TO DO – Among the entries below, find the lines that contain the string "structured". State only how many there are.
╔══
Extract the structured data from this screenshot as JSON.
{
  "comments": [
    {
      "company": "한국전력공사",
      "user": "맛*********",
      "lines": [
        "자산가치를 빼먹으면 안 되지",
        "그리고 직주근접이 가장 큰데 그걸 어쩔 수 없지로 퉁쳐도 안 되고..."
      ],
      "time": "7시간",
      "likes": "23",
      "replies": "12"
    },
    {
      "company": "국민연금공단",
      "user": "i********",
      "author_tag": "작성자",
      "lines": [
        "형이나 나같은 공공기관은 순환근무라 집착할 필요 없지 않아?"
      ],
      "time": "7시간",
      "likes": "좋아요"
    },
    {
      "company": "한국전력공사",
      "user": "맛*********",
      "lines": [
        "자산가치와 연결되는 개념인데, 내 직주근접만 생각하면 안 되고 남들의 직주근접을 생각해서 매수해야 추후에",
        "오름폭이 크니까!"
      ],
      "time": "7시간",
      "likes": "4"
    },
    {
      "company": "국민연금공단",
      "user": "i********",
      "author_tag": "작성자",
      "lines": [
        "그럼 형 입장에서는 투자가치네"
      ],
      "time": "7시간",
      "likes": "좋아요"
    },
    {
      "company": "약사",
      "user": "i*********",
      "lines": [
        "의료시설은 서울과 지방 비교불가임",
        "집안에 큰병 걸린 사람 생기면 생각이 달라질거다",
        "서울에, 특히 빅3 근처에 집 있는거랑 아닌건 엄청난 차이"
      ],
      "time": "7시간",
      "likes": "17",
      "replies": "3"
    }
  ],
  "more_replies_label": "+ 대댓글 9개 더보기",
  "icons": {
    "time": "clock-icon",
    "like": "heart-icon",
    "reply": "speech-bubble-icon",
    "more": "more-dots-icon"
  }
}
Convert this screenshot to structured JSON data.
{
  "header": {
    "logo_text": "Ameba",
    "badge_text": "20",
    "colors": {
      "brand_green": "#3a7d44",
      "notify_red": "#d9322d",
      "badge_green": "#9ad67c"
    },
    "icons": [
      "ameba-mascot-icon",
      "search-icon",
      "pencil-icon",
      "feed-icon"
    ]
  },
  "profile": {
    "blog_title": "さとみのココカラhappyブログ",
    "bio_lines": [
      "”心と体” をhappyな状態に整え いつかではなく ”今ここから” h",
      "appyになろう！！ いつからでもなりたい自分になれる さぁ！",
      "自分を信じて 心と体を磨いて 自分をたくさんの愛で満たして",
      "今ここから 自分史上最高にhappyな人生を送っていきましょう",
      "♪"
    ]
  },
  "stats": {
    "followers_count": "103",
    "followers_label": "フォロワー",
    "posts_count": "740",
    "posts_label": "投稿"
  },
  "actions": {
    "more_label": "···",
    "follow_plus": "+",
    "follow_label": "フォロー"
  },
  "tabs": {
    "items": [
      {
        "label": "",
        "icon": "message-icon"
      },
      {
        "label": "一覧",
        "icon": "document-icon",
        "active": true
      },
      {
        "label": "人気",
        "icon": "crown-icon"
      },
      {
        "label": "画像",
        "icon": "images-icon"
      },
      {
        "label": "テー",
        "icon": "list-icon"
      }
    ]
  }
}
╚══
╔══
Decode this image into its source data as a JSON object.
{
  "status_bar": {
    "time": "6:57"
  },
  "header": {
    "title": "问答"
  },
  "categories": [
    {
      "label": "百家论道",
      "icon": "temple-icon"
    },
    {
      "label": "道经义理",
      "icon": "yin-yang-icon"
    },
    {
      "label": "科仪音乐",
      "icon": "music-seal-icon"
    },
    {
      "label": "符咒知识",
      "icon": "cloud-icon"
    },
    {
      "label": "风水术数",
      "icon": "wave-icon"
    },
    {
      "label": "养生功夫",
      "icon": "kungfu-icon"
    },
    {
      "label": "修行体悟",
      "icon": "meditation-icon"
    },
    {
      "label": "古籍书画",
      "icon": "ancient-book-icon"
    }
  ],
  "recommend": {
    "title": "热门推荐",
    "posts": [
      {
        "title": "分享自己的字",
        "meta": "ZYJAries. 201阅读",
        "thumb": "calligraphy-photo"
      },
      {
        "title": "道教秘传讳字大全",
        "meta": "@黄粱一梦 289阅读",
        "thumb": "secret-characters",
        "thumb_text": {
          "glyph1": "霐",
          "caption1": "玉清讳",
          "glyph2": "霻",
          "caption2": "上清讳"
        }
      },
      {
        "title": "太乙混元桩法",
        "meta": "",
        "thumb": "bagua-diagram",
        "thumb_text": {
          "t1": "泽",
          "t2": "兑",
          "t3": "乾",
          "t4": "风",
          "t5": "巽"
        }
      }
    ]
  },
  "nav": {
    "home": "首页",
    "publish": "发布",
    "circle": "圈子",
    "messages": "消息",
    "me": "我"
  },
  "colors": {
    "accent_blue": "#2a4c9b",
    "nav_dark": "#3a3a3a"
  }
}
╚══
RESPONSE TO THE TASK – 2